Microsoft Introduces GPT-4-Powered Cybersecurity Assistant It Calls The 'Security Copilot'

Microsoft Security Copilot

The AI field was mostly quiet, with most of the buzz it created was mostly contained, and happened only within its own field.

But when OpenAI introduced ChatGPT as an AI chatbot tool, the internet was quickly captivated. This is because the AI is able to do a wide range of tasks, including writing poetry, technical papers, novels, and essays.

Since then, tech companies are moving fast to add generative AI capabilities to their respective products.

And this time, Microsoft has upped its ante.

After announcing an AI-powered Copilot assistant for its Office apps, Microsoft is shifting its focus towards generative AI-powered cybersecurity.

What it calls the 'Microsoft Security Copilot', it's essentially an assistant for cybersecurity professionals and alike, designed to help them identify breaches and better understand the huge amounts of signals and data available to them daily.

It takes the form of a simply prompt box like any other chatbot, where users can ask things like: "what are all the security incidents in my enterprise?” and have it summarize everything for them.

Powered by OpenAI's GPT-4, the tool is based on Microsoft’s own security-specific model, digesting some 65 trillion daily signals Microsoft collects through its threat intelligence gathering and security-specific skills.

Besides using ots own threat intelligence database, the tool also taps into the database of the Cybersecurity and Infrastructure Security Agency, the National Institute of Standards and Technology’s vulnerability database.

Then, there is also a prompt book feature, which is essentially a set of steps or automations that users can create and bundle into a single easy-to-use button or prompt.
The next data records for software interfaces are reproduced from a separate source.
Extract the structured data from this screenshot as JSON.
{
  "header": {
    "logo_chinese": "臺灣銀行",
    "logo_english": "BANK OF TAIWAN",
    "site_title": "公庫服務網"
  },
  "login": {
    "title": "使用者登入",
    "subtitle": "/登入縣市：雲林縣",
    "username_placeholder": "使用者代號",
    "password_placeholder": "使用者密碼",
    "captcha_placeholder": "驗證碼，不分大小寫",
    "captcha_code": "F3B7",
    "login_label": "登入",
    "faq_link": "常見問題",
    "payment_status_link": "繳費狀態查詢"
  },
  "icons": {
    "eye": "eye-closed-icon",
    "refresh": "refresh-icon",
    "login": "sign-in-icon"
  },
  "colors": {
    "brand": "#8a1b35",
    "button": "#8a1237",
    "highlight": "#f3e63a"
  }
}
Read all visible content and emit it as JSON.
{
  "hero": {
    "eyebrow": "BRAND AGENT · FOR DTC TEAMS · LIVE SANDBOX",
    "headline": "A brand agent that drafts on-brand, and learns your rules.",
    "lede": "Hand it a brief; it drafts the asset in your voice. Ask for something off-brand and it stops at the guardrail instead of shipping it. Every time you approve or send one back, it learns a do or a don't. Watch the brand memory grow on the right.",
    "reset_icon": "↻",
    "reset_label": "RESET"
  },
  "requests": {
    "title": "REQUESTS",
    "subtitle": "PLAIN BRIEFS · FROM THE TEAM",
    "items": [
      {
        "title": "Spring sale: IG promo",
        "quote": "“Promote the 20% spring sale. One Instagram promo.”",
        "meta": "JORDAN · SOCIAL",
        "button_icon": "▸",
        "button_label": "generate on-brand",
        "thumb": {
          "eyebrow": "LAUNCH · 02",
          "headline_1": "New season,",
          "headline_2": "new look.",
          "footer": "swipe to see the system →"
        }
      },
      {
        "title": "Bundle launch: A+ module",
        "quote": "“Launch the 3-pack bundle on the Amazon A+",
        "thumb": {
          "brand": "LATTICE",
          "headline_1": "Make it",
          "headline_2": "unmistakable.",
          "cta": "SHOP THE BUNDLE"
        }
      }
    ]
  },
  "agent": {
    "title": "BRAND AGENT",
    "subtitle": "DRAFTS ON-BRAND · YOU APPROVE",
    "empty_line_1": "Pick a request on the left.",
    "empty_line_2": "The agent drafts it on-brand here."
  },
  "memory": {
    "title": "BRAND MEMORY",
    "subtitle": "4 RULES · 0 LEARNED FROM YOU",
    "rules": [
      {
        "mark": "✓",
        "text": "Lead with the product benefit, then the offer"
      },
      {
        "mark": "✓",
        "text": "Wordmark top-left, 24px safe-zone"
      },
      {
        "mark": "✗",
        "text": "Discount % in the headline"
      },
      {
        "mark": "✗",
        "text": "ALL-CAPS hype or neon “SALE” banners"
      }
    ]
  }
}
This way, those that are involved can create and initiate a list automations step in just a press of a button or prompt, and they can also share the prompts with others to do things like, reverse engineer a script so they don’t have to wait for someone on their team to perform this type of analysis.

Users can even use Security Copilot to create a PowerPoint slide that outlines incidents and the attack vectors.
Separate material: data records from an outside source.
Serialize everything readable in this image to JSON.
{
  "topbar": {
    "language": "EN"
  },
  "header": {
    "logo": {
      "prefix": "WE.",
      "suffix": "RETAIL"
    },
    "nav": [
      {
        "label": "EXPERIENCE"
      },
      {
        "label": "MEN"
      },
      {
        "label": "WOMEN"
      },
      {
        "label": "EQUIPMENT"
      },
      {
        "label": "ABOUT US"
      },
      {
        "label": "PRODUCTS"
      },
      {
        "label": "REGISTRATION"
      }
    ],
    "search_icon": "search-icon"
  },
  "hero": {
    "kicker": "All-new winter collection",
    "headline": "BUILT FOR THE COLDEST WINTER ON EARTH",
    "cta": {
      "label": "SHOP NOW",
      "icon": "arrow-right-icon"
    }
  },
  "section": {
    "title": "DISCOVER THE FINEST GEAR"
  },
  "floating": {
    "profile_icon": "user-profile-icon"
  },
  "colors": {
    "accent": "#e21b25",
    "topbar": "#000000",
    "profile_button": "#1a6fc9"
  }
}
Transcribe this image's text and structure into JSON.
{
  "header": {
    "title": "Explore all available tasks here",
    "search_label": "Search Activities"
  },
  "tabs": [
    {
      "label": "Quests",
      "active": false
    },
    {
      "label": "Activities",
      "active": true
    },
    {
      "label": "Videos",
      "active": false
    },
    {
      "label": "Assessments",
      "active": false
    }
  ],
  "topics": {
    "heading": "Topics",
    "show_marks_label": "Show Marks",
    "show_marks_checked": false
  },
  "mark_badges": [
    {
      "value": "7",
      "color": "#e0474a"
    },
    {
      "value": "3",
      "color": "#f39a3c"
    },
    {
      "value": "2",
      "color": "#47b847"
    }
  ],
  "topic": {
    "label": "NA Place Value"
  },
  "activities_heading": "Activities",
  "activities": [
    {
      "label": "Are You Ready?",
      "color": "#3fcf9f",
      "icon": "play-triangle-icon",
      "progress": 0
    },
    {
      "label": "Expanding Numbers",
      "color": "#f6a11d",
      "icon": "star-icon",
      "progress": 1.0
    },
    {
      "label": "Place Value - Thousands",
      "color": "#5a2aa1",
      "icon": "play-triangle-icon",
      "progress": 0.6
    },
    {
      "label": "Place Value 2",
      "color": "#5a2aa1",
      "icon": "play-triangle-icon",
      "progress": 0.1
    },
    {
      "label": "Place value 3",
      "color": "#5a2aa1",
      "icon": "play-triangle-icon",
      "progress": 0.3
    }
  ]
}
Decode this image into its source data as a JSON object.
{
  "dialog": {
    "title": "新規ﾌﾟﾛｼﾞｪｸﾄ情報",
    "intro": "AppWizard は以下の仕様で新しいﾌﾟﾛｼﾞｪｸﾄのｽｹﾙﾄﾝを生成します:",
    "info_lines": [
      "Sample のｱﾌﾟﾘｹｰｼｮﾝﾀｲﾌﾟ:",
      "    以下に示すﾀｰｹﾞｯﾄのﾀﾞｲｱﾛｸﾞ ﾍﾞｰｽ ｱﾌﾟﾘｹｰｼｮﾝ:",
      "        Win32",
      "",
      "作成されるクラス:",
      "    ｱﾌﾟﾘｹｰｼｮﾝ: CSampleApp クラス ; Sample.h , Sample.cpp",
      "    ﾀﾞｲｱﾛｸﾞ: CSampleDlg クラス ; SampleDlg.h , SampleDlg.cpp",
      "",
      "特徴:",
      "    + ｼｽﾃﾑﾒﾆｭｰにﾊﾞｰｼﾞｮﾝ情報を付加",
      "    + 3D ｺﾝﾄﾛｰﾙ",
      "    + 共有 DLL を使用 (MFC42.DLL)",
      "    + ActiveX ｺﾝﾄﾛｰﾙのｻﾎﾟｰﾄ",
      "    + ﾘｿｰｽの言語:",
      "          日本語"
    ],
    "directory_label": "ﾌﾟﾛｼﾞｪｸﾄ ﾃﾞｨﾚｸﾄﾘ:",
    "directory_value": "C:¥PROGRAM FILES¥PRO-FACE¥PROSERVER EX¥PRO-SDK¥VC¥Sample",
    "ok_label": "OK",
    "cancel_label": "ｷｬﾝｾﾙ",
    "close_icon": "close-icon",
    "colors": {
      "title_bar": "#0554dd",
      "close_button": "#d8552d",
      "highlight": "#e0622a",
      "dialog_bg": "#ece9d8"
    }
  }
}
And since all prompts and responses are saved, investigators should be able to conduct a full audit on the log.

The goal is that, Microsoft wants security professionals and alike to use Security Copilot to help with incident investigations, and quickly summarize events and help with reporting.

Security Copilot is designed as an "assistant." Being a "copilot" and not a pilot means that it's never meant to replace human security analysts.

Instead, it's meant to work with them.

It even includes a pinboard section for co-workers to collaborate and share information. This way, assigned colleagues can all work on the same threat analysis and investigations.

"This is like having individual workspaces for investigators and a shared notebook with the ability to promote things you’re working on," explained Chang Kawaguchi, an AI security architect at Microsoft.

But it's the way Security Copilot incorporates OpenAI's GPT-4, that makes this tool capable of understanding natural language inputs.

With GPT-4, security professionals could use their own words to ask for a summary of a particular vulnerability, feed in files, URLs, or code snippets for analysis.

They can also request things, like asking for an alert information from other security tools.

While this tool is very capable, it doesn't mean that it's always right.

“We know sometimes these models get things wrong, so we’re offering the ability to make sure we have feedback,” explained Kawaguchi.

"It’s a little more complicated than that, because there are a lot of ways it could be wrong."

Users can respond to the AI by telling it what's wrong to make it understand the case better.

"I don’t think anyone can guarantee zero hallucinations, but what we are trying to do through things like exposing sources, providing feedback, and grounding this in the data from your own context is ensuring that it’s possible for folks to understand and validate the data they’re seeing," added Kawaguchi. "In some of these examples there’s no correct answer, so having a probabilistic answer is significantly better for the organization and the individual doing the investigation."

While Microsoft’s Security Copilot is similar to the ChatGPT-powered Bing chatbot, and that the technology behind it is also the same, Security Copilot is only designed to tackle security issues.

What this means, it can only respond to just security-related queries.

"This is very intentionally not Bing," said Kawaguchi. "We don’t think of this as a chat experience. We really think of it as more of a notebook experience than a freeform chat or general purpose chatbot."